11. Another argument, which appears to me to be very fantastic, submitted by the learned Counsel is that to constitute an offence of cheating the loss must have been to the person induced and in this case the loss cannot be said to be that of P. Ws. 1 and 4 who were the victims of the inducement as the amount they parted with on account of the inducement did not belong to them and it was the amount of the other Witnesses from whom they got it. The point for consideration is whether on account of the false representation and inducement the person induced parted with any property of not. How he got that property is besides the point. It is P. Ws. 1 and 4, to whom the false representation was made and were induced, who actually parted with the money on account of the false representation and inducement. It is not as if the false representation and inducement were made to P. Ws. 1 and 4 and some other persons parted with the money. Under these circumstan-, ces, I do not find any substance in this submission also of the learned Counsel.

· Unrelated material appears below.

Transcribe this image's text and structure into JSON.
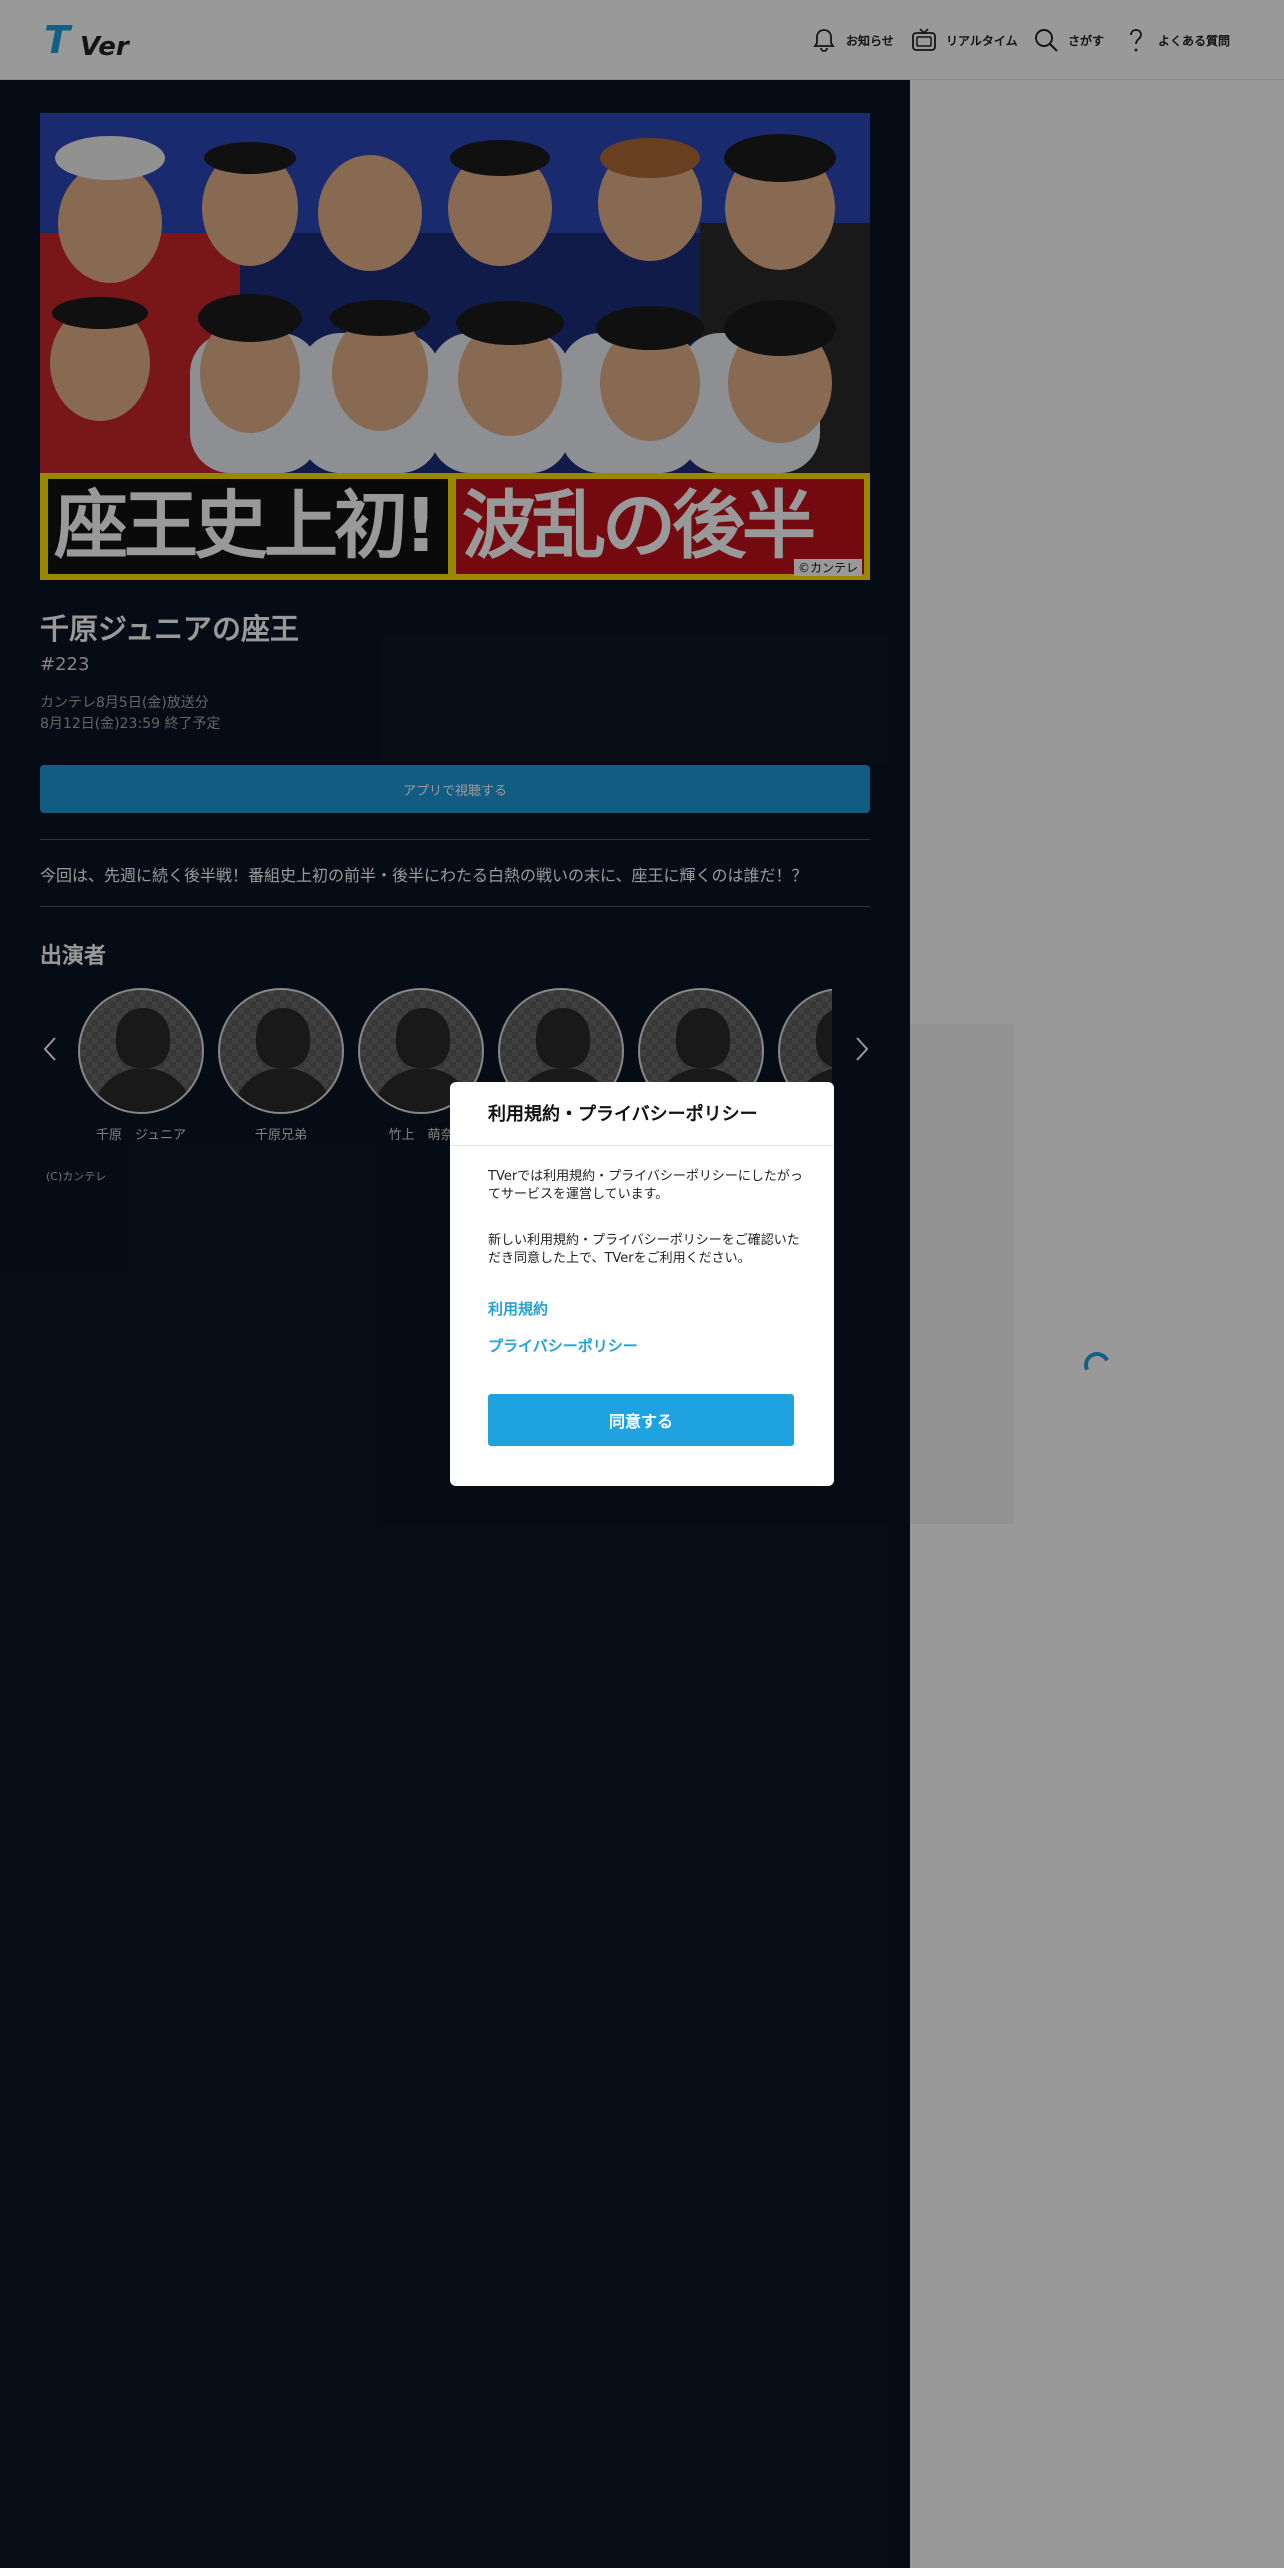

12. In the end, I do not see any merits in this revision case. Accordingly, it is dismissed.